» **INFORMATION GIVEN**
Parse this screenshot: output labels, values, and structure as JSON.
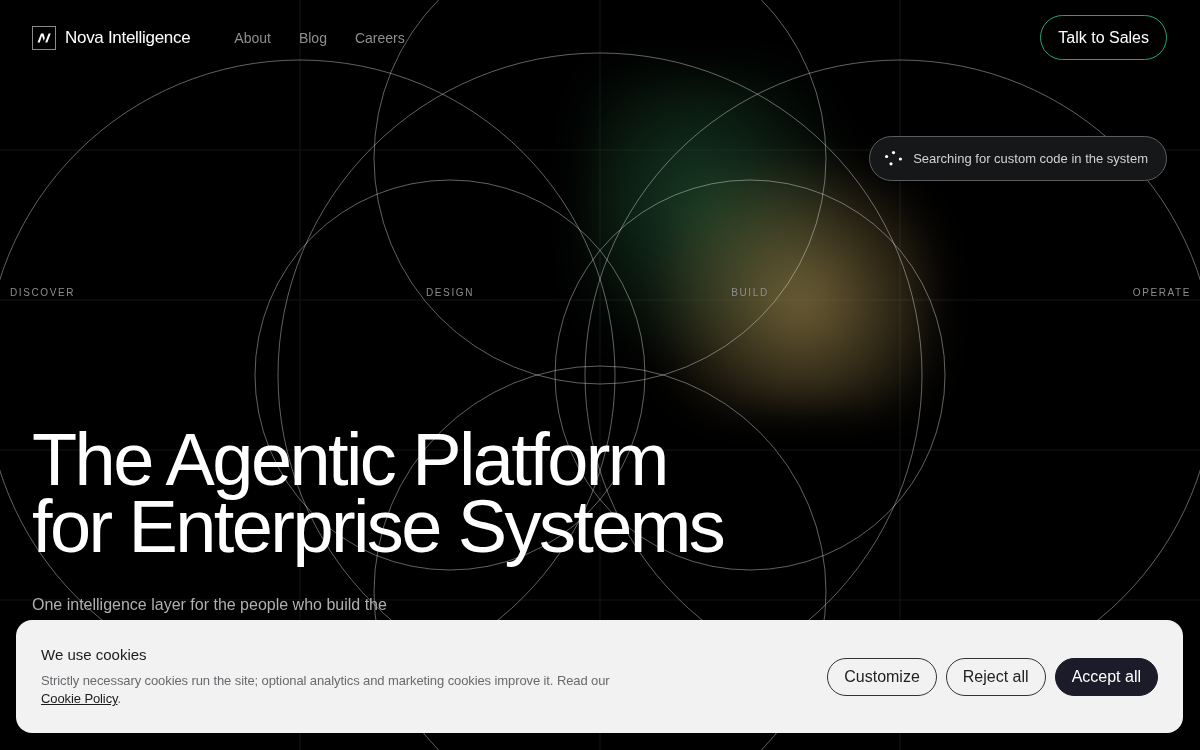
{
  "nav": {
    "brand": "Nova Intelligence",
    "links": [
      "About",
      "Blog",
      "Careers"
    ],
    "cta": "Talk to Sales"
  },
  "status_pill": {
    "text": "Searching for custom code in the system"
  },
  "stages": [
    "DISCOVER",
    "DESIGN",
    "BUILD",
    "OPERATE"
  ],
  "hero": {
    "headline_lines": [
      "The Agentic Platform",
      "for Enterprise Systems"
    ],
    "subtitle": "One intelligence layer for the people who build the"
  },
  "cookie_banner": {
    "title": "We use cookies",
    "text": "Strictly necessary cookies run the site; optional analytics and marketing cookies improve it. Read our",
    "link": "Cookie Policy",
    "text_after_link": ".",
    "buttons": [
      {
        "label": "Customize",
        "kind": "outline"
      },
      {
        "label": "Reject all",
        "kind": "outline"
      },
      {
        "label": "Accept all",
        "kind": "primary"
      }
    ]
  }
}
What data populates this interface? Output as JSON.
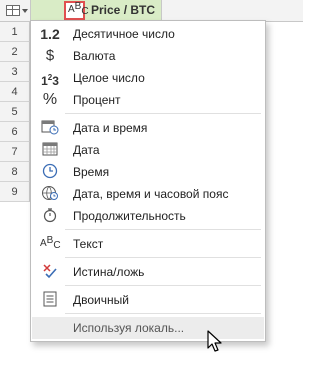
{
  "column_header": {
    "title": "Price / BTC",
    "type_icon": "abc-text-type-icon"
  },
  "row_numbers": [
    "1",
    "2",
    "3",
    "4",
    "5",
    "6",
    "7",
    "8",
    "9"
  ],
  "menu": {
    "items": [
      {
        "label": "Десятичное число",
        "icon": "1.2",
        "icon_name": "decimal-number-icon"
      },
      {
        "label": "Валюта",
        "icon": "$",
        "icon_name": "currency-icon"
      },
      {
        "label": "Целое число",
        "icon": "1²3",
        "icon_name": "whole-number-icon"
      },
      {
        "label": "Процент",
        "icon": "%",
        "icon_name": "percent-icon"
      },
      {
        "label": "Дата и время",
        "icon_name": "datetime-icon"
      },
      {
        "label": "Дата",
        "icon_name": "date-icon"
      },
      {
        "label": "Время",
        "icon_name": "time-icon"
      },
      {
        "label": "Дата, время и часовой пояс",
        "icon_name": "datetimezone-icon"
      },
      {
        "label": "Продолжительность",
        "icon_name": "duration-icon"
      },
      {
        "label": "Текст",
        "icon": "ABC",
        "icon_name": "text-type-icon"
      },
      {
        "label": "Истина/ложь",
        "icon_name": "true-false-icon"
      },
      {
        "label": "Двоичный",
        "icon_name": "binary-icon"
      },
      {
        "label": "Используя локаль...",
        "icon_name": "",
        "hover": true
      }
    ]
  }
}
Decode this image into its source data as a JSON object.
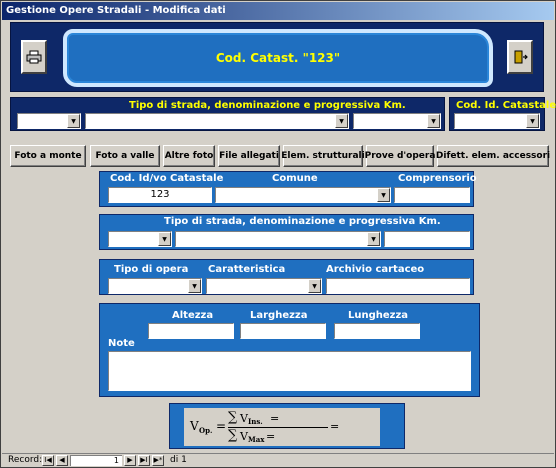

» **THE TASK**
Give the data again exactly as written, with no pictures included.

» **PROBLEM SOLUTION**
Parse this screenshot: output labels, values, and structure as JSON.
{
  "nav": {
    "brand": "Nova Intelligence",
    "links": [
      "About",
      "Blog",
      "Careers"
    ],
    "cta": "Talk to Sales"
  },
  "status_pill": {
    "text": "Searching for custom code in the system"
  },
  "stages": [
    "DISCOVER",
    "DESIGN",
    "BUILD",
    "OPERATE"
  ],
  "hero": {
    "headline_lines": [
      "The Agentic Platform",
      "for Enterprise Systems"
    ],
    "subtitle": "One intelligence layer for the people who build the"
  },
  "cookie_banner": {
    "title": "We use cookies",
    "text": "Strictly necessary cookies run the site; optional analytics and marketing cookies improve it. Read our",
    "link": "Cookie Policy",
    "text_after_link": ".",
    "buttons": [
      {
        "label": "Customize",
        "kind": "outline"
      },
      {
        "label": "Reject all",
        "kind": "outline"
      },
      {
        "label": "Accept all",
        "kind": "primary"
      }
    ]
  }
}
What data populates this interface? Output as JSON.
{
  "column_header": {
    "title": "Price / BTC",
    "type_icon": "abc-text-type-icon"
  },
  "row_numbers": [
    "1",
    "2",
    "3",
    "4",
    "5",
    "6",
    "7",
    "8",
    "9"
  ],
  "menu": {
    "items": [
      {
        "label": "Десятичное число",
        "icon": "1.2",
        "icon_name": "decimal-number-icon"
      },
      {
        "label": "Валюта",
        "icon": "$",
        "icon_name": "currency-icon"
      },
      {
        "label": "Целое число",
        "icon": "1²3",
        "icon_name": "whole-number-icon"
      },
      {
        "label": "Процент",
        "icon": "%",
        "icon_name": "percent-icon"
      },
      {
        "label": "Дата и время",
        "icon_name": "datetime-icon"
      },
      {
        "label": "Дата",
        "icon_name": "date-icon"
      },
      {
        "label": "Время",
        "icon_name": "time-icon"
      },
      {
        "label": "Дата, время и часовой пояс",
        "icon_name": "datetimezone-icon"
      },
      {
        "label": "Продолжительность",
        "icon_name": "duration-icon"
      },
      {
        "label": "Текст",
        "icon": "ABC",
        "icon_name": "text-type-icon"
      },
      {
        "label": "Истина/ложь",
        "icon_name": "true-false-icon"
      },
      {
        "label": "Двоичный",
        "icon_name": "binary-icon"
      },
      {
        "label": "Используя локаль...",
        "icon_name": "",
        "hover": true
      }
    ]
  }
}
Decode this image into its source data as a JSON object.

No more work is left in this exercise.